The art of storytelling isn’t limited to book form. In fact, in Ancient Greece, stories were often told orally by a bard in front of a fire and a crowd. Epic poems such as Homer’s Illiad and Odyssey were brought to life when the evenings were closing in and the day’s work was done. And obviously plays in theatres are another form of storytelling. In fact some shows have been running for years in London’s West End – although nowadays, both these types of storytelling (Oral tradition and Theatre productions) have seen those stories written down into book form, with copies of The Odyssey selling around 20,000 copies each year.
And of course the art of storytelling evolved into a medium that was able to relate to the hobbies of today’s society. Video Games. Computer Games. Whatever you may call them. Stay with me though, the thought of teenage boys locking themselves away in their smelly, often messy bedrooms may be the first thing that comes to mind, but these art forms do have stories.
I used to play a ton of computer games during my teens. Some games had storylines, others didn’t. As I’ve now reached my late twenties, I’ve found myself playing far fewer games and any game I do play often has a short lifespan. And yet, I still hold copies of some enjoyable games that time forgot; games that have such brilliant storylines that they deserve a mention.
I want to introduce to you a selection of games that took storytelling to a new level. They had stories and plots that stuck with me, and if time ever permitted, I would gladly switch the console on and get lost once more in their worlds.
Broken Sword: The Shadow of the Templars
Released in 1996, this point and click adventure game is one of favourite games I’ve ever played. George Stobbart is a tourist in Paris, relaxing at a cafe, when right from the off, a terrorist in a clown disguise, blows up the cafe and steals the briefcase of one of the cafe’s customers. George decides to follow the clown and pick up the clues as he goes along. Joining up with Nico Collard, a french journalist, they embark on a secret investigation that takes them from France, to Ireland to Syria. A hidden manuscript that has links with the Knights Templar falls into their possession and after intense investigation, George and Nico stumble upon a secret society of priests in the subterranean sewers of France and find themselves up against one of the most powerful organisations, their lives in imminent danger.

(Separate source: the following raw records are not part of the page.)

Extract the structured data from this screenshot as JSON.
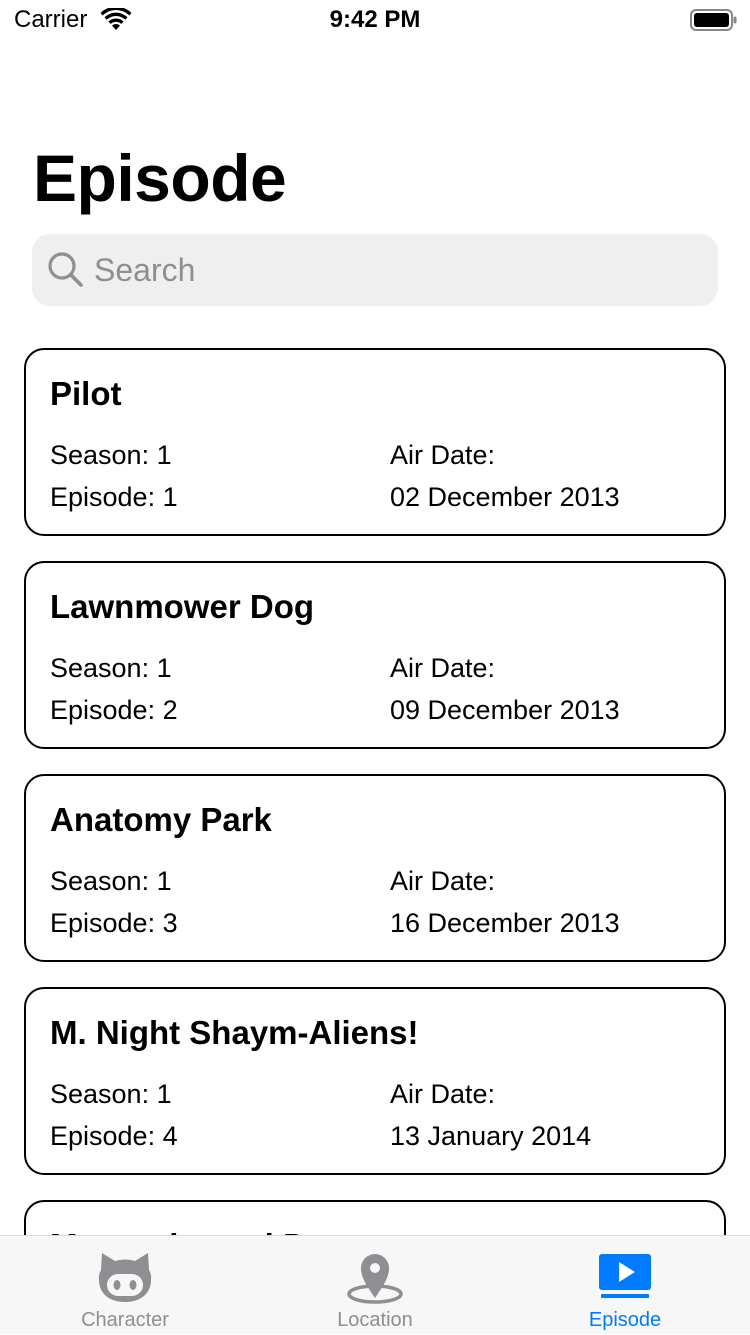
{
  "status_bar": {
    "carrier": "Carrier",
    "time": "9:42 PM"
  },
  "page": {
    "title": "Episode"
  },
  "search": {
    "placeholder": "Search",
    "value": ""
  },
  "episodes": [
    {
      "title": "Pilot",
      "season_text": "Season: 1",
      "episode_text": "Episode: 1",
      "air_date_label": "Air Date:",
      "air_date": "02 December 2013"
    },
    {
      "title": "Lawnmower Dog",
      "season_text": "Season: 1",
      "episode_text": "Episode: 2",
      "air_date_label": "Air Date:",
      "air_date": "09 December 2013"
    },
    {
      "title": "Anatomy Park",
      "season_text": "Season: 1",
      "episode_text": "Episode: 3",
      "air_date_label": "Air Date:",
      "air_date": "16 December 2013"
    },
    {
      "title": "M. Night Shaym-Aliens!",
      "season_text": "Season: 1",
      "episode_text": "Episode: 4",
      "air_date_label": "Air Date:",
      "air_date": "13 January 2014"
    },
    {
      "title": "Meeseeks and Destroy",
      "season_text": "",
      "episode_text": "",
      "air_date_label": "",
      "air_date": ""
    }
  ],
  "tab_bar": {
    "tabs": [
      {
        "label": "Character",
        "icon": "github-octocat-icon",
        "active": false
      },
      {
        "label": "Location",
        "icon": "map-pin-icon",
        "active": false
      },
      {
        "label": "Episode",
        "icon": "play-screen-icon",
        "active": true
      }
    ],
    "active_color": "#007aff",
    "inactive_color": "#8e8e93"
  }
}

Now of course, nowadays this story may sounds all too familiar, with a resurgence of the Templar story in recent novels from Dan Brown and Raymond Khoury. But it is important to note that this game was released in 1996, years earlier than the novels. With memorable characters and such brilliant voice over work, Broken Sword: The Shadow of the Templars will always stay with me.
This RPG was released in 1999 and has since been lost in the vaults of time. Unpopular, badly rated and now rare, Koudelka has some brilliant storytelling and original plot arcs. Set in 1898, Koudelka visits on old monastery in Wales after hearing voices in her head of lost souls. Upon arriving, she meets two other protagonist who each have their own reason for being summoned at this dark monastery and team up to investigate its dark history.
The monastery’s history soon becomes apparent as an old prison for political heretics and religious enemies, where they were tortured and forced to live a life of such torment that they still haunt their prison. With links to the Vatican, Roger Bacon and political suppression, Koudelka is a gem of a story. Unique, extremely dark and harrowing and full of atmosphere, Koudelka is a game that will always get my support, despite its gameplay errors.
Another RPG from my teenage days, Grandia is considered a cult hit and was released in 1997. The game is set in a fantasy world of emerging technology and exploration; perhaps fitting in the steampunk genre at times. Justin is a wannabe adventurer and longs to discover new and uncharted land beyond the ‘end of the world’. He is given his chance when he inherits a gemstone that’s history is perhaps linked to a long-lost civilization.
The ancient Angelou has obvious links to Atlantis in our own legend, but the game’s antagonist – the Garlyle forces on on the same mission as Justin. It’s your young protagonist vs a powerful organisation base but with some hugely addictive gameplay and heart-warming tales. I remember playing this game well into the early hours wanting to know more. Just like nowadays us readers have to read one more chapter before bed … and another one and another one.
I may have not done the wonderful games above me justice, but I hope I’ve managed to show that computer games indeed are a storytelling medium that is often overlooked, especially by adults. In a way, computer games are interactive books without the description, the imagery and colourful literary language, as you are able to show these writing techniques in visual form on the screen. Computer games are not just about princesses being stolen level after level, they aren’t just about collecting rings to stop an evil antagonist, they are in fact detailed, multi-layered with in depth story arcs that can add tension and atmosphere and excitement just as well as a good book.
Do me a favour, when you are confronted with a computer game, before you dismiss it as teenage profanity, just think back to maybe games of your younger years. Games aren’t all explosions, killing and car stealing. There are some hidden gems out there that bring enjoyment to many.
Come and like my Author Facebook Page, Twitter or join me over at Goodreads or Pinterest